*Problem requirements*
From the records below, state how many lines include the word "Serviço", giving only that number.

*Records shown*
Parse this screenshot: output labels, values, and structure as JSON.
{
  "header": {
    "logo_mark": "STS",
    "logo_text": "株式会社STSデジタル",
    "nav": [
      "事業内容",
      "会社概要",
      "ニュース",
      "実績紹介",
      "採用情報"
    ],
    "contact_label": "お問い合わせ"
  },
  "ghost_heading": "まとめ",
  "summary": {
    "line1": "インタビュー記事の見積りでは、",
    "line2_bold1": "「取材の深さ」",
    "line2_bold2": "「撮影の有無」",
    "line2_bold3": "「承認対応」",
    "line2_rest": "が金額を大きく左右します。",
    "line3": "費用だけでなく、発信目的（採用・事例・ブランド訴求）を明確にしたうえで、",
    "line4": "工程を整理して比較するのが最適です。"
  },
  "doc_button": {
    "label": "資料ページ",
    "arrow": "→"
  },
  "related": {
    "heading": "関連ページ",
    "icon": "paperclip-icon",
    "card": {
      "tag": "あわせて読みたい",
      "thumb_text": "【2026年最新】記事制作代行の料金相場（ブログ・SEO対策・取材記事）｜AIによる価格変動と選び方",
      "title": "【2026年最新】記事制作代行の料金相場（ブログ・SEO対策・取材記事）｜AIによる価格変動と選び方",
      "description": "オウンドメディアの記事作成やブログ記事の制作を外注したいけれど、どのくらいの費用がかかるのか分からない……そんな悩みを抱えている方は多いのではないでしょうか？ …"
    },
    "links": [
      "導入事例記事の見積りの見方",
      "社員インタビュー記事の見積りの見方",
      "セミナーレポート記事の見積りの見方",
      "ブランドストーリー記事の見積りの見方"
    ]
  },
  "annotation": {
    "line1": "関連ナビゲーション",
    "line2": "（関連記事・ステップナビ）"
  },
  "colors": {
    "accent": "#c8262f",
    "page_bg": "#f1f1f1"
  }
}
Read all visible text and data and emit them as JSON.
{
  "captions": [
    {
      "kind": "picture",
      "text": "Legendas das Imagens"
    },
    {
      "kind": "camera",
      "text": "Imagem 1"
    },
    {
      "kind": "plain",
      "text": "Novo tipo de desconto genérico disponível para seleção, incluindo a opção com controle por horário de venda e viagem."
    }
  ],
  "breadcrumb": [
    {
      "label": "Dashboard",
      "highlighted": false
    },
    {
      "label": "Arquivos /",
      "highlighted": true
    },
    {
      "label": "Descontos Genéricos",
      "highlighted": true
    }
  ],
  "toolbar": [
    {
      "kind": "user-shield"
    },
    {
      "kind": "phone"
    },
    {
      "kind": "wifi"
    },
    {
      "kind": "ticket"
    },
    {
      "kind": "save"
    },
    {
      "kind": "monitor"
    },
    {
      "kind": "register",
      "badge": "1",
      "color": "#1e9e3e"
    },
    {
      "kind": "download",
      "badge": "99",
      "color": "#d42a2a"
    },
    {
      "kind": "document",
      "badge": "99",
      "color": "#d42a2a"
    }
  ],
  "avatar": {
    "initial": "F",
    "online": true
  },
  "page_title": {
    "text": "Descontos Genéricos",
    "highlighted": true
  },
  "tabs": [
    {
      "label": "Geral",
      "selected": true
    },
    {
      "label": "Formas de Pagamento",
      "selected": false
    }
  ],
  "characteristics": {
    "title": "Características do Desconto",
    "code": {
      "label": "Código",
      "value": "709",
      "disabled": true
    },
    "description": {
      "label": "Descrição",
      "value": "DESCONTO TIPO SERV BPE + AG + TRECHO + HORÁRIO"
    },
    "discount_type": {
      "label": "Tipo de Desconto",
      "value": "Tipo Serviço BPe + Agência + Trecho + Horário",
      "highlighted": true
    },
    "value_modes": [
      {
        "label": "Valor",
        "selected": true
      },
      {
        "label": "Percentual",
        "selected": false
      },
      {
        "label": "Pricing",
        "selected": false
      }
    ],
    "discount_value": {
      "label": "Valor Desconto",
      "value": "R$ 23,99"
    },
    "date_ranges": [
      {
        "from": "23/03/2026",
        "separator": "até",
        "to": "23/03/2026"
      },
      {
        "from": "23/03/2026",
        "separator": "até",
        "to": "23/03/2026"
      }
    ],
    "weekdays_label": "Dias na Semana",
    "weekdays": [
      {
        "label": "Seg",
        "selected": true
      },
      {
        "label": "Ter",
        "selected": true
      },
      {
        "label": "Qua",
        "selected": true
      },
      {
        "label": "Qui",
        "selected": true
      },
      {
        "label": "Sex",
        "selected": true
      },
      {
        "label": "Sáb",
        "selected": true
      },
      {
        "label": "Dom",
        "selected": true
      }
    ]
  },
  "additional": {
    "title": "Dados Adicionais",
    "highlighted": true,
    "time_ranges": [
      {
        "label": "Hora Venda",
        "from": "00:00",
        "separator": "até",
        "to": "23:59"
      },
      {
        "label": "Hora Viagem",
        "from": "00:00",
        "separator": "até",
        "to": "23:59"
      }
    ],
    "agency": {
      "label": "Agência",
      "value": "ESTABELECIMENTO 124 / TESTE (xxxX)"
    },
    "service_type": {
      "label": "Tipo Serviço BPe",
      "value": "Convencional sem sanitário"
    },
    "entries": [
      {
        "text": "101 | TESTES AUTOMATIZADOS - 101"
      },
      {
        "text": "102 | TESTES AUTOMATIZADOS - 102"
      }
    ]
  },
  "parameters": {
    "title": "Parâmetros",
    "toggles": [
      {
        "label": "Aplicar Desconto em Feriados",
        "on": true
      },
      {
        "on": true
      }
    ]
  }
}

*Expected output*
2